■ Dataset ■
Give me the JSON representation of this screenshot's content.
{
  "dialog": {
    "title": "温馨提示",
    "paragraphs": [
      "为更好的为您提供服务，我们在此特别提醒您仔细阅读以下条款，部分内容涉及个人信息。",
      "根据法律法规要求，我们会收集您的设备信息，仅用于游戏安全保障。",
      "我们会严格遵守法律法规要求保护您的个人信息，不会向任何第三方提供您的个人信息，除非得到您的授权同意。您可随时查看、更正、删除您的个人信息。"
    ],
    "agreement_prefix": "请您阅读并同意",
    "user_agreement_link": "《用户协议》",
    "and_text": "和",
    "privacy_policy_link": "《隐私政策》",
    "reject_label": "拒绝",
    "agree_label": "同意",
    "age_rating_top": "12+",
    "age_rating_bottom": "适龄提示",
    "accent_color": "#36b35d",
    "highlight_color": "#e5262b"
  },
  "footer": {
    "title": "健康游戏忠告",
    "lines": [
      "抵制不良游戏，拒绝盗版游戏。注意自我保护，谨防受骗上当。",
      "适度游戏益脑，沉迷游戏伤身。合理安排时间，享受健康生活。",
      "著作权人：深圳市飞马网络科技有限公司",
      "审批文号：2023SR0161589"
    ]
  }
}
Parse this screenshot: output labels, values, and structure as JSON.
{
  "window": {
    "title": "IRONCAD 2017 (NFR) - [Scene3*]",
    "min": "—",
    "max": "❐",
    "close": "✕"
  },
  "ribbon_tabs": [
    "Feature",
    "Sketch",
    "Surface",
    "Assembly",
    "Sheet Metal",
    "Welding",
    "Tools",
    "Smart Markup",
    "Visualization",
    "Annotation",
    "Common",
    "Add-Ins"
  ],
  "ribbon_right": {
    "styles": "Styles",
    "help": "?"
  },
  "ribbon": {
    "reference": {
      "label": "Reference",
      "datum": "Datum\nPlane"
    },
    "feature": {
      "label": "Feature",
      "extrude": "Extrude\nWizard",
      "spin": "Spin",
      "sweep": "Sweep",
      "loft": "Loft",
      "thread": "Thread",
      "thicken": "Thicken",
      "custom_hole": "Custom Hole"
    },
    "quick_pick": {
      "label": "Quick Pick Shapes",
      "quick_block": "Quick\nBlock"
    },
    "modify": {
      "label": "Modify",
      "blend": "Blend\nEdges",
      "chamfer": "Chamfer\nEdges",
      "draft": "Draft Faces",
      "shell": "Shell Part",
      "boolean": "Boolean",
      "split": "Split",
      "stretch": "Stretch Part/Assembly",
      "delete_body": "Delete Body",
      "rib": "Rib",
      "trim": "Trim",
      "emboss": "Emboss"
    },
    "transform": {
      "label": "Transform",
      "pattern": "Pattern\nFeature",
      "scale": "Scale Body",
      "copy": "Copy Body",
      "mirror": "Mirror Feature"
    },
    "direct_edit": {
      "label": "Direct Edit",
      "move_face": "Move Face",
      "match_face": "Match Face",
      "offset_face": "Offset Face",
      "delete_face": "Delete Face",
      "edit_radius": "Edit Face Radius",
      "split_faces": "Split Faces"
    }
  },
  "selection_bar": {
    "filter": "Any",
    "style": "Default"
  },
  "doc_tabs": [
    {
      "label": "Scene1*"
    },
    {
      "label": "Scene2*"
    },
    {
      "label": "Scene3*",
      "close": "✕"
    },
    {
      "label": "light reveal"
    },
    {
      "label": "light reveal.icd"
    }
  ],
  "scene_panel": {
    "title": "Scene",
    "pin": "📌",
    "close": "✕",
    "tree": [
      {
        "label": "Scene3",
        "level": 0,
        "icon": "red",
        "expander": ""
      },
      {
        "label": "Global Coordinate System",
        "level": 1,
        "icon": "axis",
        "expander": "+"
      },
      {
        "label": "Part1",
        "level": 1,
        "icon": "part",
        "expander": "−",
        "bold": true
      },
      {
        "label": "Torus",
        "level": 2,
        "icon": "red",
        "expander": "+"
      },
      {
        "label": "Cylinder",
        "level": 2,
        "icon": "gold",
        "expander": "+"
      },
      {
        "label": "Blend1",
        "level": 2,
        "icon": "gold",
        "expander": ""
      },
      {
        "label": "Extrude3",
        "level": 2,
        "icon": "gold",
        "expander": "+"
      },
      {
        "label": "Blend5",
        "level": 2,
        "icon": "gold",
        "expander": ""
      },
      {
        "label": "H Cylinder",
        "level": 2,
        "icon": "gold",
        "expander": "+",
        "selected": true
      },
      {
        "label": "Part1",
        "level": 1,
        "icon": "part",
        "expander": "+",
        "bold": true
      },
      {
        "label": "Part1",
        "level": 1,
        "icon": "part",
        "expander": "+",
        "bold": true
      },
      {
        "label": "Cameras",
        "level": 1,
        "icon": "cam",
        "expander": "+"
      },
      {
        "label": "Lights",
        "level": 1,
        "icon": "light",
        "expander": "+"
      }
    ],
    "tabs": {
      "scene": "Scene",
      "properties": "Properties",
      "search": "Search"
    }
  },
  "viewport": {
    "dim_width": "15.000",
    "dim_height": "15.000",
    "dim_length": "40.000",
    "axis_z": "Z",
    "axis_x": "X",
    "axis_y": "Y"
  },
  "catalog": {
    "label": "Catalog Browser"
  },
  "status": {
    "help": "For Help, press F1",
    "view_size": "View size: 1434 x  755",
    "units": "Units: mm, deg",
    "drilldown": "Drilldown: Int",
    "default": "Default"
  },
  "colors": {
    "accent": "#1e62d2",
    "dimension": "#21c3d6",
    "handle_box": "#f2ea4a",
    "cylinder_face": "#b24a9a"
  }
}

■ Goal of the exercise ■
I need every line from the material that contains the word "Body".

■ Problem solution ■
      "delete_body": "Delete Body",
      "scale": "Scale Body",
      "copy": "Copy Body",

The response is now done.